Associated symptoms; no chest pain, syncope or palpitations, maybe some left thigh pain but only on prompting
A distant history of what sounds like an unprovoked DVT with unclear follow up but hasn't been on "the rat poison" for years.
Cyanotic but talking in short phrases
Sats 84% RA (89-91% 15L NRBM)
Good AE (when she can)
JVP approx 6cm
Calves SNT without pedal oedema
Such sudden drastic deterioration is likely due to a heart (AMI), lung (PXT) or vascular problem (PE, Dissection in coronaries).
And sepsis...sepsis is always on the radar
ECG - Sinus Tachy, maybe some R heart strain but definitly nothing to catheterise at this stage
VBG - machine broken, being sent to the lab
BSL - 9
Cxr - radiographer on the way
The patients sick and the decision is made for CT to rule out the immediate life threats in the not-so-good looking patient.
So what are we going to order?

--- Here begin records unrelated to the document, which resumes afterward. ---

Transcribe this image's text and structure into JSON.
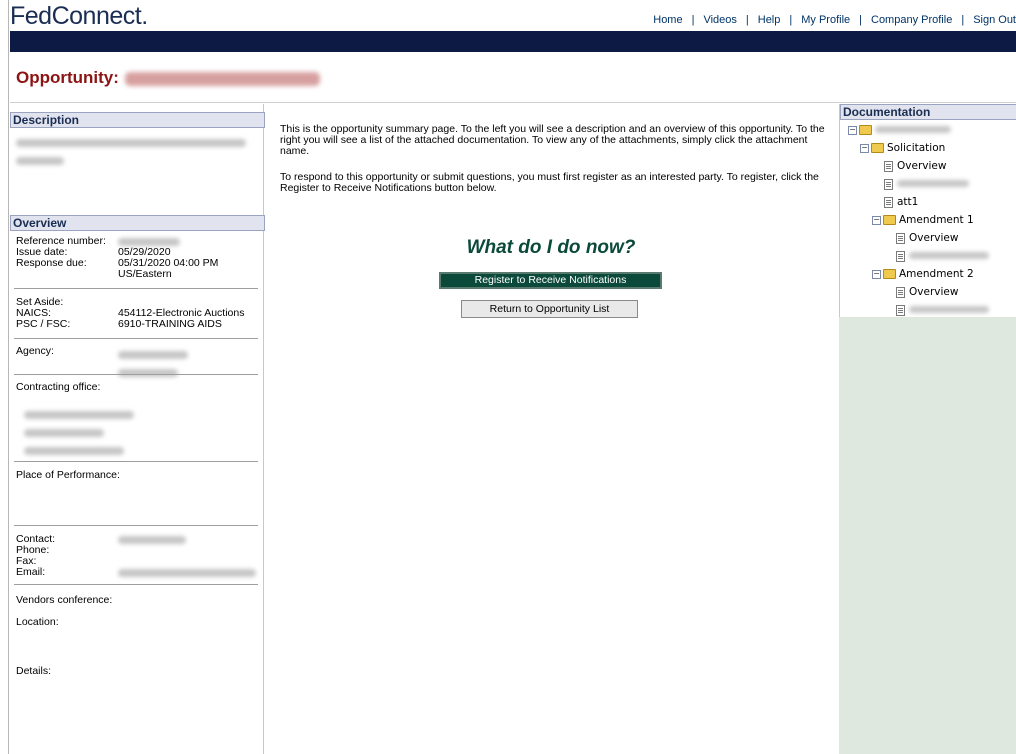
{
  "header": {
    "logo": "FedConnect.",
    "nav": [
      "Home",
      "Videos",
      "Help",
      "My Profile",
      "Company Profile",
      "Sign Out"
    ]
  },
  "opportunity": {
    "label": "Opportunity:"
  },
  "description": {
    "title": "Description"
  },
  "overview": {
    "title": "Overview",
    "reference_number_label": "Reference number:",
    "issue_date_label": "Issue date:",
    "issue_date": "05/29/2020",
    "response_due_label": "Response due:",
    "response_due": "05/31/2020 04:00 PM",
    "response_due_tz": "US/Eastern",
    "set_aside_label": "Set Aside:",
    "naics_label": "NAICS:",
    "naics": "454112-Electronic Auctions",
    "psc_label": "PSC / FSC:",
    "psc": "6910-TRAINING AIDS",
    "agency_label": "Agency:",
    "contracting_office_label": "Contracting office:",
    "place_of_performance_label": "Place of Performance:",
    "contact_label": "Contact:",
    "phone_label": "Phone:",
    "fax_label": "Fax:",
    "email_label": "Email:",
    "vendors_conference_label": "Vendors conference:",
    "location_label": "Location:",
    "details_label": "Details:"
  },
  "main": {
    "intro_1": "This is the opportunity summary page. To the left you will see a description and an overview of this opportunity. To the right you will see a list of the attached documentation. To view any of the attachments, simply click the attachment name.",
    "intro_2": "To respond to this opportunity or submit questions, you must first register as an interested party. To register, click the Register to Receive Notifications button below.",
    "heading": "What do I do now?",
    "register_button": "Register to Receive Notifications",
    "return_button": "Return to Opportunity List"
  },
  "documentation": {
    "title": "Documentation",
    "solicitation": "Solicitation",
    "overview_1": "Overview",
    "att1": "att1",
    "amendment_1": "Amendment 1",
    "overview_2": "Overview",
    "amendment_2": "Amendment 2",
    "overview_3": "Overview"
  }
}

Non-Con vs CTPA vs Aortagram vs CTCA? The hooves sound like horses so lets go with the CTPA...
Occlusive thrombus in R main pulmonary artery (shown image 1)
Thrombi in L lobar pulmonary arterial branches
Evidence of R heart strain
Flattening of the interventricular septum
Reflux of contrast into the hepatic arteries and IVC (shown image 2)
American Heart Association Grading
SBP< 90mmHg (15mins or ionotropes) OR
Profound bradycardia with signs of shock OR
Pulselessness (this is bad)
SBP>90mmHg with evidence of RV dysfunction (on CTPA, Echo or "Biomarkers")
SBP > 100mmHg + CTPA shows RV dysfunction + Oh, and the bloods are back...hsTn 119 = SUBMASSIVE
Nothing or Anticoagulant or Lyse (systemic or interventional radiology) or Embolectomy or Nothing
Some Evidence Around Lysis...
(click on pictures for articles where available)
Fibrinolysis for Patients with Intermediate-Risk Pulmonary Embolism (PEITHO Trial)
NNT 33 vs NNH 13.7
Trend toward decreased mortality (non-sig) but increased bleeding (non-sig).
Does not support thrombolysis in submassive PE
Moderate Pulmonary Embolism Treated With Thrombolysis (from the “MOPETT” Trial)
ARR 41%, NNT 2.4
Difficult to interpret study as measured echocardiographic outcomes
Systematic review and meta-analysis for thrombolysis treatment in patients with acute submassive pulmonary embolism.
- There is a role for thrombolysis in submassive PE.
- The ‘Submassive’ group is too disparate to find an effect based on current definitions.
Named after the practitioner who provided most of the above information, it is a stream of consciousness that consolidates the evidence and the stuff between the lines
- Some "submassives" are on the way to being massive
- Thrombolysis zeal post N=1 has deflated
- Still a little confused but less than before
PESI (Pulmonary Embolism Severity Index) scores 30 day mortality (does not include all the following)
Suggested Interpretation of Score
Very Low (≤ 65) or Low Risk (66-85) by the PESI score.